Finally, a methodology proposed by Leuliette and Wahr (1999) to investigate the coupling of SSH and SST has been tested on MFSPP data. This multi-variate method consists in the SVD of the covariance between SST and SSH. When this method was applied to 2 years of SST anomalies and SLA data without any additional processing of the maps, the first mode explained almost all the co-variability of the two fields (99% of the covariance), with a low spatial correlation (.20) and a temporal correlation of .57. Despite the temporal coefficients displayed a very clear seasonal signal for both data, it was thus not possible to give a coherent interpretation for these low-correlated spatial patterns. However, once a more refined handling of the SST and SLA maps has been decided, removing the spatial average from each map (‘gradient CPA’), the co-variability of the temperature and sea surface heights fields was distributed in more modes (74% of the covariance for the first mode, 20% for the second, 6% for the third...) containing both interannual (first mode) and seasonal (second mode) signals and characterized by clear and highly-correlated temporal and spatial patterns.
Actually, a longer time period would allow a better identification of varying signals. In this sense the two years of MFSPP satellite data are not the best dataset to perform an advanced analysis of the coupled patterns. However, applying this method to a limited area as the Mediterranean sea represented, on one hand, a test of the capabilities of this methodology on scales smaller than global scale. On the other hand, it represented the first step to the coupled analysis of longer time series of several datasets, which will be performed as soon as coherent datasets will become available (e.g. MFSPP follow on), and that should lead to a more deep analysis of ocean surface dynamics.

 

FIRST MODE

(a)

(b)

(c)

Spatial corr. =.55
Temporal corr.=.78
Explained cov.=.74

(d)

First coupled mode of SLA and SSTA data collected during MFSPP after removing the spatial averages over the basin (‘gradient CPA’). Patterns and associated temporal coefficients. (a) SLA pattern, (b) SLA temporal coefficient, (c) SST pattern, (d) SST temporal coefficient.

(a)

(b)

SLA (a) and SSTA (b) homogeneous correlation maps relative to the first ‘gradient CPA’ mode.

 

SECOND MODE

(a)

(b)

(c)

Spatial corr. =.40
Temporal corr.=.77
Explained cov.=.20

(d)

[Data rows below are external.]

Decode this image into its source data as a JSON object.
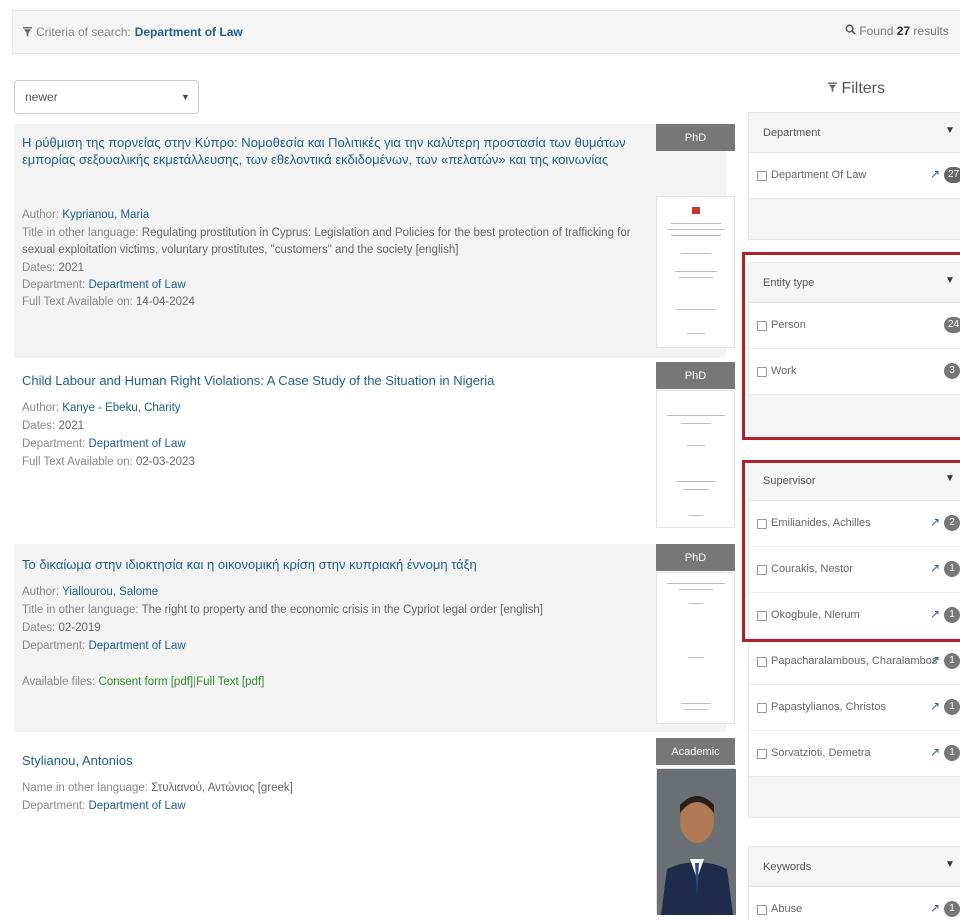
{
  "criteria": {
    "label": "Criteria of search:",
    "term": "Department of Law",
    "found_prefix": "Found",
    "found_count": "27",
    "found_suffix": "results"
  },
  "sort": {
    "selected": "newer"
  },
  "filters_title": "Filters",
  "results": [
    {
      "badge": "PhD",
      "title": "Η ρύθμιση της πορνείας στην Κύπρο: Νομοθεσία και Πολιτικές για την καλύτερη προστασία των θυμάτων εμπορίας σεξουαλικής εκμετάλλευσης, των εθελοντικά εκδιδομένων, των «πελατών» και της κοινωνίας",
      "author_label": "Author:",
      "author": "Kyprianou, Maria",
      "other_label": "Title in other language:",
      "other": "Regulating prostitution in Cyprus: Legislation and Policies for the best protection of trafficking for sexual exploitation victims, voluntary prostitutes, \"customers\" and the society [english]",
      "dates_label": "Dates:",
      "dates": "2021",
      "dept_label": "Department:",
      "dept": "Department of Law",
      "fulltext_label": "Full Text Available on:",
      "fulltext": "14-04-2024"
    },
    {
      "badge": "PhD",
      "title": "Child Labour and Human Right Violations: A Case Study of the Situation in Nigeria",
      "author_label": "Author:",
      "author": "Kanye - Ebeku, Charity",
      "dates_label": "Dates:",
      "dates": "2021",
      "dept_label": "Department:",
      "dept": "Department of Law",
      "fulltext_label": "Full Text Available on:",
      "fulltext": "02-03-2023"
    },
    {
      "badge": "PhD",
      "title": "Το δικαίωμα στην ιδιοκτησία και η οικονομική κρίση στην κυπριακή έννομη τάξη",
      "author_label": "Author:",
      "author": "Yiallourou, Salome",
      "other_label": "Title in other language:",
      "other": "The right to property and the economic crisis in the Cypriot legal order [english]",
      "dates_label": "Dates:",
      "dates": "02-2019",
      "dept_label": "Department:",
      "dept": "Department of Law",
      "files_label": "Available files:",
      "file1": "Consent form [pdf]",
      "file_sep": "|",
      "file2": "Full Text [pdf]"
    },
    {
      "badge": "Academic",
      "title": "Stylianou, Antonios",
      "other_label": "Name in other language:",
      "other": "Στυλιανού, Αντώνιος [greek]",
      "dept_label": "Department:",
      "dept": "Department of Law"
    }
  ],
  "facets": {
    "department": {
      "title": "Department",
      "items": [
        {
          "label": "Department Of Law",
          "count": "27"
        }
      ]
    },
    "entity_type": {
      "title": "Entity type",
      "items": [
        {
          "label": "Person",
          "count": "24"
        },
        {
          "label": "Work",
          "count": "3"
        }
      ]
    },
    "supervisor": {
      "title": "Supervisor",
      "items": [
        {
          "label": "Emilianides, Achilles",
          "count": "2"
        },
        {
          "label": "Courakis, Nestor",
          "count": "1"
        },
        {
          "label": "Okogbule, Nlerum",
          "count": "1"
        },
        {
          "label": "Papacharalambous, Charalambos",
          "count": "1"
        },
        {
          "label": "Papastylianos, Christos",
          "count": "1"
        },
        {
          "label": "Sorvatzioti, Demetra",
          "count": "1"
        }
      ]
    },
    "keywords": {
      "title": "Keywords",
      "items": [
        {
          "label": "Abuse",
          "count": "1"
        }
      ]
    }
  },
  "icons": {
    "filter": "funnel-icon",
    "search": "magnifier-icon",
    "external": "external-link-icon",
    "chevron": "chevron-down-icon"
  },
  "colors": {
    "link": "#1f5f8b",
    "badge": "#777777",
    "highlight": "#b0202a",
    "file_link": "#2e8b2e"
  }
}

Second ‘gradient CPA’ mode of SLA and SSTA data collected during. Patterns and associated temporal coefficients. (a) SLA pattern, (b) SLA temporal coefficient, (c) SST pattern, (d) SST temporal coefficient.

(a)

(b)

SLA (a) and SSTA (b) homogeneous correlation maps relative to the second ‘gradient CPA’ mode.